via Prefectura de la Provincia del Guayas (Atlas Obscura)
New Year’s Eve festivities in Ecuador are lit (quite literally). They light up bonfires with effigies at the center of each. Most often these effigies represent politicians. They also represent pop culture icons, other figures from the year prior. These burnings are called the ‘año viejo’ or ‘old year’. They are held at the end of every year to cleanse the world of all the bad from the past twelve months. This tradition is observed to make room for the good to come.
Photo: Seppo Sirkka/Lehtikuva (this is FINLAND)

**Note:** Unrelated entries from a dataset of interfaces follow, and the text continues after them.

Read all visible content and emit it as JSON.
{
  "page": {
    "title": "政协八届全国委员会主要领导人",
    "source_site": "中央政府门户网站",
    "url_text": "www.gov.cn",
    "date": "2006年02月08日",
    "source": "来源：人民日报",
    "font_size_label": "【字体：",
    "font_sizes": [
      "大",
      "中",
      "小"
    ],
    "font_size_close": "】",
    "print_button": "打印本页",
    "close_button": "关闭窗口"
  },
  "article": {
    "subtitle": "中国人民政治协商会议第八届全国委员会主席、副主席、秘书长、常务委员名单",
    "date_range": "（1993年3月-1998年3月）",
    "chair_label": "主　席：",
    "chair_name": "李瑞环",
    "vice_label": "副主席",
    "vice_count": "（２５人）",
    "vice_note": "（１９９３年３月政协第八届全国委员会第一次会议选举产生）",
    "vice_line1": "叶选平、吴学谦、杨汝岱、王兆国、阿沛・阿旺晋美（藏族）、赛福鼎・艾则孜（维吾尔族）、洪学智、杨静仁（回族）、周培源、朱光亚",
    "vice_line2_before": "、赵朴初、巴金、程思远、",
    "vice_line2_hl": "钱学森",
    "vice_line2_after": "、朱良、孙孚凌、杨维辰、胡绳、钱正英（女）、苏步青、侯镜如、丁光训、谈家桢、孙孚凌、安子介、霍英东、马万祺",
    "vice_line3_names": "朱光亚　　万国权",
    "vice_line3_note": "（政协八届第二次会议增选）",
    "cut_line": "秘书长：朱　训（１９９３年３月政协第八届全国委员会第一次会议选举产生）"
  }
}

The Finnish people predict the coming year by casting molten tin into a container of water wherein miniature tin horseshoes are melted in a pan, poured into a bucket of cold water, and as soon as the tin hits the water, it cools and solidifies again.
After hardening, the metal takes shapes and the interpretation of these shapes is what comes next. This interpretation is to predict a person’s future. The people predict their health, wealth, or happiness. The shape of a heart or ring means a wedding. Meanwhile, a ship predicts traveling. A pig declares there will be plenty of food in the upcoming year!
In hopes of having the coming year filled with travel, residents of Colombia grab empty suitcases. They walk or take a stroll around the block.
The Philippines sees round shapes all over the place on New Year’s Eve. Many families have been displaying piles of round fruit on their dining tables as the round shapes are representatives of coins. They symbolize prosperity in the coming year. Some families eat exactly twelve round fruits at midnight (with grapes being the most common), furthermore, many also wear polka dots for luck.
People in Turkey consider it good luck to sprinkle salt on their doorstep. This is done as soon as the clock strikes midnight on New Year’s Day and like many other New Year’s Eve traditions around the globe, this one is thought to be promoting both peace and prosperity throughout the new year.
A typical Estonian New Year’s spread. (Image via BUCKETLISTEVENTS)
If you’re a foodie, you’ll love celebrating New Year’s Eve in Estonia as the people there believe eating seven, nine, or twelve meals will bring about good things in the new year. This is because those numbers are considered lucky throughout the country and don’t worry if you can’t finish your food. People often purposefully leave food on their plates. This is done to feed their visiting family members, the ones who visit in their spirit form.
you may also read: Christmas Traditions Around The World
Featured image adapted via Freepik (New year vector created by stories – www.freepik.com)